At BlizzCon 2007, Legendary Pictures (Batman Begins, The Dark Knight, Superman Returns) and Blizzard Entertainment (Diablo, StarCraft, Warcraft) announced that they were teaming up to take the universe of Warcraft to the big screen. The details were a little slim - no director, no cast, no crew, no script. All that we were told was that the movie would be set 1 year before the events portrayed at the start of World of Warcraft, would be told from the perspective of the Alliance and would feature a brand new hero, built from the ground up just for the movie. The only hint we got as to where the movie would be
Contrary to popular belief, there are more people in Europe and North America playing Free-2-play titles than there are playing so called, "Triple-A," P2P titles. Baffling, I know! This may have something to do with the fact that F2P titles are far more easy to access than P2P titles and there are a lot more of them. There are a lot more of them of course because the big names we associate with F2P games tend to make more of them, mainly to increase the size of their bank balances.
There is a tendency to look at F2P games and label them as money grabbing scams. In some cases, this is quite true. You can usually tell the difference between an F2P title that wants to be a game and an F2P title that simply wants to make lots of money by what they make you pay for. A lot of them now favour the idea that players buy a currency and then spend the virtual currency they have brought on a wide variety of different in-game items - from houses, to mounts, to extra bag and character slots and renames and server transfers.

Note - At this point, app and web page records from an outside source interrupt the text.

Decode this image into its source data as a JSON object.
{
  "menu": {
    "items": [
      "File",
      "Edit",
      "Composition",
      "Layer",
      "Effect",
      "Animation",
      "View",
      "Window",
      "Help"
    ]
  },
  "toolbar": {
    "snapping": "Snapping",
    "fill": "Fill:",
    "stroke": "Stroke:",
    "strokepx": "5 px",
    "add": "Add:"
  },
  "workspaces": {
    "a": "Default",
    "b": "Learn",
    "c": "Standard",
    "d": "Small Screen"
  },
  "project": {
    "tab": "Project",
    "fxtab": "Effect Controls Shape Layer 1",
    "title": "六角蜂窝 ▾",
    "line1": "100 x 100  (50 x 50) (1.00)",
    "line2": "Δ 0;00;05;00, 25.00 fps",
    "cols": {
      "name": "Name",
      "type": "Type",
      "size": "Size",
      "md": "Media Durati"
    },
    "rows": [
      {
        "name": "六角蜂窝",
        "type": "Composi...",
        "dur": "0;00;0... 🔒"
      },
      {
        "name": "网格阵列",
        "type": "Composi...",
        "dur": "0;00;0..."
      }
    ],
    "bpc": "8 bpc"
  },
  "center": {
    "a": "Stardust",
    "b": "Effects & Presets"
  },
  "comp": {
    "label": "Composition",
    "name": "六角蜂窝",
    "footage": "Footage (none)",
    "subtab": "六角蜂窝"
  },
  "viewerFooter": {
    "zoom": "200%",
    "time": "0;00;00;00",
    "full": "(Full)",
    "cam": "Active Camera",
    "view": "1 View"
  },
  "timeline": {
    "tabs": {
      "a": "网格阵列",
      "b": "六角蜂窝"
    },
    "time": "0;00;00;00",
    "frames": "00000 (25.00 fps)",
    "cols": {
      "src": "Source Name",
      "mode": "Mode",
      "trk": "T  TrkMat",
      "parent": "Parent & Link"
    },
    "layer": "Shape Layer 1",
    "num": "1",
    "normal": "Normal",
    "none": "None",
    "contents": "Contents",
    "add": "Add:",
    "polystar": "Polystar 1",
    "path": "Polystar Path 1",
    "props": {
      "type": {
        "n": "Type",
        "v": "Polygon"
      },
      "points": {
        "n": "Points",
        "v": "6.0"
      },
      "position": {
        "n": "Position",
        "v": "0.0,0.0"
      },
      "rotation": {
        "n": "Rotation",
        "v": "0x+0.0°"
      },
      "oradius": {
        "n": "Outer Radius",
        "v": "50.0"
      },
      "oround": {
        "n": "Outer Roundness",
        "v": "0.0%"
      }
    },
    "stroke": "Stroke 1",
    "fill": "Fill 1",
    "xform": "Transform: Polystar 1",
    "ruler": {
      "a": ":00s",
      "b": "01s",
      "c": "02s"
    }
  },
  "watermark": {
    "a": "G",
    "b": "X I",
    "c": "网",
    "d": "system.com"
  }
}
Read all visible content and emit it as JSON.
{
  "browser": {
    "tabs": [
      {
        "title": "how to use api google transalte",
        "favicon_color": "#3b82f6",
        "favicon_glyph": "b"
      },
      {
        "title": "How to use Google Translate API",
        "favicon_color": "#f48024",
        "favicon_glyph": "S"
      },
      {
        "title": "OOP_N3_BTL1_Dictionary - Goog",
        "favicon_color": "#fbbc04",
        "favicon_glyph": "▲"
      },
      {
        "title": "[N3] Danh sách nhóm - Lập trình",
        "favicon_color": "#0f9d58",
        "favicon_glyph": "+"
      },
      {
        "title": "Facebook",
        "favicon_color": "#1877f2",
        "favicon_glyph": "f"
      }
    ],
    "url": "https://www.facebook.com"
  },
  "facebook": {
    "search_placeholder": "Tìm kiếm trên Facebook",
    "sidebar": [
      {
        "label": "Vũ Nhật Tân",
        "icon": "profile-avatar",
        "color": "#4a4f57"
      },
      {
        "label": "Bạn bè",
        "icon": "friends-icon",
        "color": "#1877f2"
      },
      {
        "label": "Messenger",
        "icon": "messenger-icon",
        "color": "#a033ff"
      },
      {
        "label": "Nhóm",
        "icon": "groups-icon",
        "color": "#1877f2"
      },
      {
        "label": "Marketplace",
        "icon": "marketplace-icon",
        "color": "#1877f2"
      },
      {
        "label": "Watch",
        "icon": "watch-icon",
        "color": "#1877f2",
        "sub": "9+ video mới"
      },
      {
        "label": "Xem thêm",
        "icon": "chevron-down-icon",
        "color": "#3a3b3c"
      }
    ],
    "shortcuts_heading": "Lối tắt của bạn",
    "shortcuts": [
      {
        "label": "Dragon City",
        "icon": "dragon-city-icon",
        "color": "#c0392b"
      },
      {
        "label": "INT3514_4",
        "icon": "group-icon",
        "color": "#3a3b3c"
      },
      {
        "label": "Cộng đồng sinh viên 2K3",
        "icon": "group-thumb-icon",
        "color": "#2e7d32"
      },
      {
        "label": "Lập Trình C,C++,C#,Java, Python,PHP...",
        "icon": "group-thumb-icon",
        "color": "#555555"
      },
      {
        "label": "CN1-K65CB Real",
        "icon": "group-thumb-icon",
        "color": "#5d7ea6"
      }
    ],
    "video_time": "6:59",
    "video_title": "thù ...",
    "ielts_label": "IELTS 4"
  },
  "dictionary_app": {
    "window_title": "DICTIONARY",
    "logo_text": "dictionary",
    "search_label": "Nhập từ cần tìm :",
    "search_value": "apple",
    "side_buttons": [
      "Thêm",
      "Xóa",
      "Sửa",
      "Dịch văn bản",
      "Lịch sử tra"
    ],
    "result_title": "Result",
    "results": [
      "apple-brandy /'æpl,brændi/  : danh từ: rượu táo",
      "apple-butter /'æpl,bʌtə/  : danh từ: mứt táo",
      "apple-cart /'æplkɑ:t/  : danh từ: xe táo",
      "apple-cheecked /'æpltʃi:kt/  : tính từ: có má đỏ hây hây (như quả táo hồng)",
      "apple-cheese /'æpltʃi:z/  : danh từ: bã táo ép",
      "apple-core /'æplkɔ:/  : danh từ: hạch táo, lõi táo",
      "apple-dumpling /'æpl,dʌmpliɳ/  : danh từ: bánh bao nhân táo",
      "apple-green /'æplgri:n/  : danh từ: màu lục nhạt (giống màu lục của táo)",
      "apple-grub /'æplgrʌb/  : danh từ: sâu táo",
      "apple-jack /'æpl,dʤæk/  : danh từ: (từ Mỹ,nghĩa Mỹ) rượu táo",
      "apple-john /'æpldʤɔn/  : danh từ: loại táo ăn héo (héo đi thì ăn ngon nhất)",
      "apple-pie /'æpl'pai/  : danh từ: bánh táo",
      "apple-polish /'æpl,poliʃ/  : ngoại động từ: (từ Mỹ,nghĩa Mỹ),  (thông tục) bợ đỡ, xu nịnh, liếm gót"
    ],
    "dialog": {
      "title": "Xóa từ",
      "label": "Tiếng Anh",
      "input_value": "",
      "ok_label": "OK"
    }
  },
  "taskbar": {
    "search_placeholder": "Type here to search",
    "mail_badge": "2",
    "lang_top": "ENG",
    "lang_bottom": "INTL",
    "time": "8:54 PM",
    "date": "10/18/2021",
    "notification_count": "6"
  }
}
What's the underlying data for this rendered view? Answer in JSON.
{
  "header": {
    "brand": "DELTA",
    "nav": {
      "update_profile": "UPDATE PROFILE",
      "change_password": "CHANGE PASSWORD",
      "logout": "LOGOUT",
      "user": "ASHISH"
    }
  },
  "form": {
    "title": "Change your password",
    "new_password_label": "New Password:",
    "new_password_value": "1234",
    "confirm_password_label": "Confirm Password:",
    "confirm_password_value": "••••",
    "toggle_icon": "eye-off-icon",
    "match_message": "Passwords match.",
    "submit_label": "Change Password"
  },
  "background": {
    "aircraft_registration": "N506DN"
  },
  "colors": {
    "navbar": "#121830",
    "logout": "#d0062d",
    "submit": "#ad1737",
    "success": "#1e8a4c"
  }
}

Most F2P games we play in the West come directly from the East. A few years ago, this consisted of nothing more than some loose translation work (that left a lot to